======== Data for this task ========

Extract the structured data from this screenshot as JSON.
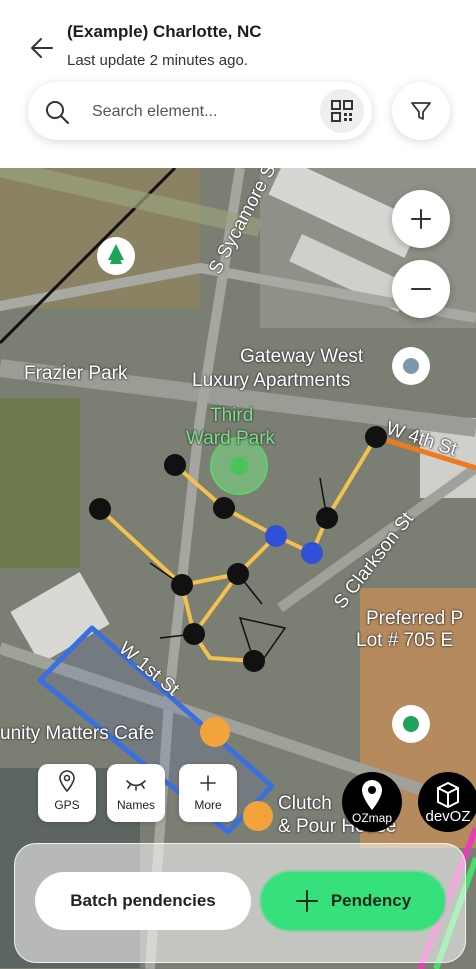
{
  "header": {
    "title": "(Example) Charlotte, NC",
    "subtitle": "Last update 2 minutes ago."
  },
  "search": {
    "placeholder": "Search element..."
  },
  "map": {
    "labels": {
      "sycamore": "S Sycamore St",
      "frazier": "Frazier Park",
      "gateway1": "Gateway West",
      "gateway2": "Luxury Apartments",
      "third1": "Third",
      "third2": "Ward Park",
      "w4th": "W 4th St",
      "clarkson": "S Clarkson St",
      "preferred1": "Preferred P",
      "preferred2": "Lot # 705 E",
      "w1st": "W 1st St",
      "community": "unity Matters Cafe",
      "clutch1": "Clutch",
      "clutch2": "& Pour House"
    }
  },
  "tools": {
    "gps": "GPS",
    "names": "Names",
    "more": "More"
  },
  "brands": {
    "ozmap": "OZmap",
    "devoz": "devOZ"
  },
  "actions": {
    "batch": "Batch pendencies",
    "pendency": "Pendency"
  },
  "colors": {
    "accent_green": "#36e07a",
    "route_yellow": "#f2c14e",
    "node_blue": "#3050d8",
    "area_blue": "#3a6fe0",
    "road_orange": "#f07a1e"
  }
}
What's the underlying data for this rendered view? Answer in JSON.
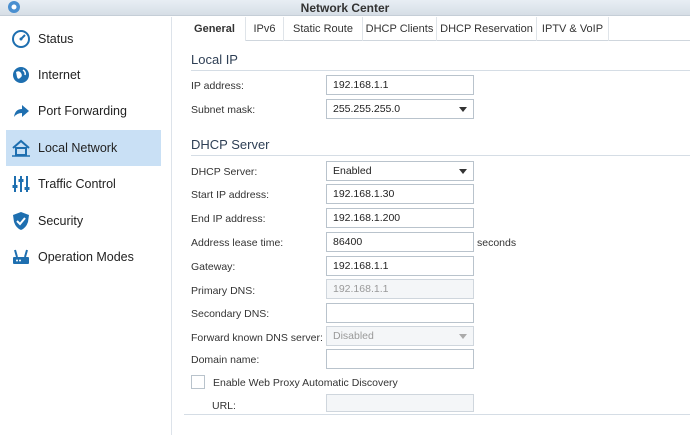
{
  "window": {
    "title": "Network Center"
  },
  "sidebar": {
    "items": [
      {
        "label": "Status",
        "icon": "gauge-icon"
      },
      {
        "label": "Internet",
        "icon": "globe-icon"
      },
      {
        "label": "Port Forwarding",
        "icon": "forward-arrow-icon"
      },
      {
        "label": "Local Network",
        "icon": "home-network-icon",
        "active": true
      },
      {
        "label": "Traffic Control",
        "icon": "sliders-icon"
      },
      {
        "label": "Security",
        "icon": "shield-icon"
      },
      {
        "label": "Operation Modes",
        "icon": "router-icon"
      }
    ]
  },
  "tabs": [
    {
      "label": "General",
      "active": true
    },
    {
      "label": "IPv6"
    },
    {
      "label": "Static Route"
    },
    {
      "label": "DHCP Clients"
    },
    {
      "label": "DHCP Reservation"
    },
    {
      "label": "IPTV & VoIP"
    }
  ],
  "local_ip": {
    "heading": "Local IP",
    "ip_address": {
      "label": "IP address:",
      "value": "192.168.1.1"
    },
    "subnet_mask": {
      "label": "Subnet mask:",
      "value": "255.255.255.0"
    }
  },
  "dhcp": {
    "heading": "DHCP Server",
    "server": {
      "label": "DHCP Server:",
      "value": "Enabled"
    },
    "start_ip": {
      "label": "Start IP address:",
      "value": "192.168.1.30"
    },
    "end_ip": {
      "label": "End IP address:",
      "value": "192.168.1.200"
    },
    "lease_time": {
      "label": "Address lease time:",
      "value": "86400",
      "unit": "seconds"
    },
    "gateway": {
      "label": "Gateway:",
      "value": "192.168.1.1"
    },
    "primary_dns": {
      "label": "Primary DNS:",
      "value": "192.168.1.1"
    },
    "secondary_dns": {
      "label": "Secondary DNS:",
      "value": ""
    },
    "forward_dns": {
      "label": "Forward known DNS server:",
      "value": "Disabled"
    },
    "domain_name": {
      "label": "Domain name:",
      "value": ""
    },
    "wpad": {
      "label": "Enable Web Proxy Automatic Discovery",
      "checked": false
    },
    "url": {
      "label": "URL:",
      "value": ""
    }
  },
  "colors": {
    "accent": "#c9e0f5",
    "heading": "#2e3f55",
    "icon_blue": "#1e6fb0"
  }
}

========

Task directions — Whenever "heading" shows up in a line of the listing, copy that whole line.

Response —
    "heading": "Local IP",
    "heading": "DHCP Server",
    "heading": "#2e3f55",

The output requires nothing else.